=== ACTION ITEM ===
Your answer should be every line from the records that contains "Salvar".

=== SUPPLIED DATA ===
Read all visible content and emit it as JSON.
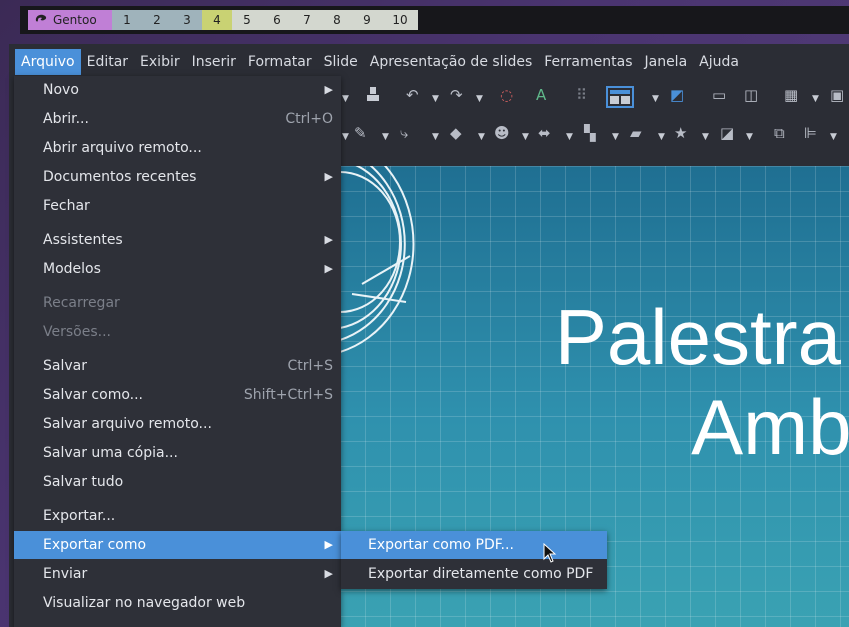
{
  "panel": {
    "distro_label": "Gentoo",
    "workspaces": [
      "1",
      "2",
      "3",
      "4",
      "5",
      "6",
      "7",
      "8",
      "9",
      "10"
    ],
    "current_workspace": "4"
  },
  "menubar": {
    "items": [
      "Arquivo",
      "Editar",
      "Exibir",
      "Inserir",
      "Formatar",
      "Slide",
      "Apresentação de slides",
      "Ferramentas",
      "Janela",
      "Ajuda"
    ],
    "active": "Arquivo"
  },
  "file_menu": {
    "items": [
      {
        "label": "Novo",
        "has_submenu": true
      },
      {
        "label": "Abrir...",
        "shortcut": "Ctrl+O"
      },
      {
        "label": "Abrir arquivo remoto..."
      },
      {
        "label": "Documentos recentes",
        "has_submenu": true
      },
      {
        "label": "Fechar"
      },
      {
        "label": "Assistentes",
        "has_submenu": true
      },
      {
        "label": "Modelos",
        "has_submenu": true
      },
      {
        "label": "Recarregar",
        "disabled": true
      },
      {
        "label": "Versões...",
        "disabled": true
      },
      {
        "label": "Salvar",
        "shortcut": "Ctrl+S"
      },
      {
        "label": "Salvar como...",
        "shortcut": "Shift+Ctrl+S"
      },
      {
        "label": "Salvar arquivo remoto..."
      },
      {
        "label": "Salvar uma cópia..."
      },
      {
        "label": "Salvar tudo"
      },
      {
        "label": "Exportar..."
      },
      {
        "label": "Exportar como",
        "has_submenu": true,
        "highlighted": true
      },
      {
        "label": "Enviar",
        "has_submenu": true
      },
      {
        "label": "Visualizar no navegador web"
      }
    ]
  },
  "export_submenu": {
    "items": [
      {
        "label": "Exportar como PDF...",
        "highlighted": true
      },
      {
        "label": "Exportar diretamente como PDF"
      }
    ]
  },
  "slide": {
    "title_line1": "Palestra so",
    "title_line2": "Ambi"
  },
  "colors": {
    "accent": "#4a90d9",
    "menu_bg": "#2e3038",
    "slide_bg": "#2d8cab",
    "workspace_current": "#c9d273",
    "distro_tag": "#c07fd6"
  }
}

=== RESULT OF THE TASK ===
        "label": "Salvar",
        "label": "Salvar como...",
        "label": "Salvar arquivo remoto..."
        "label": "Salvar uma cópia..."
        "label": "Salvar tudo"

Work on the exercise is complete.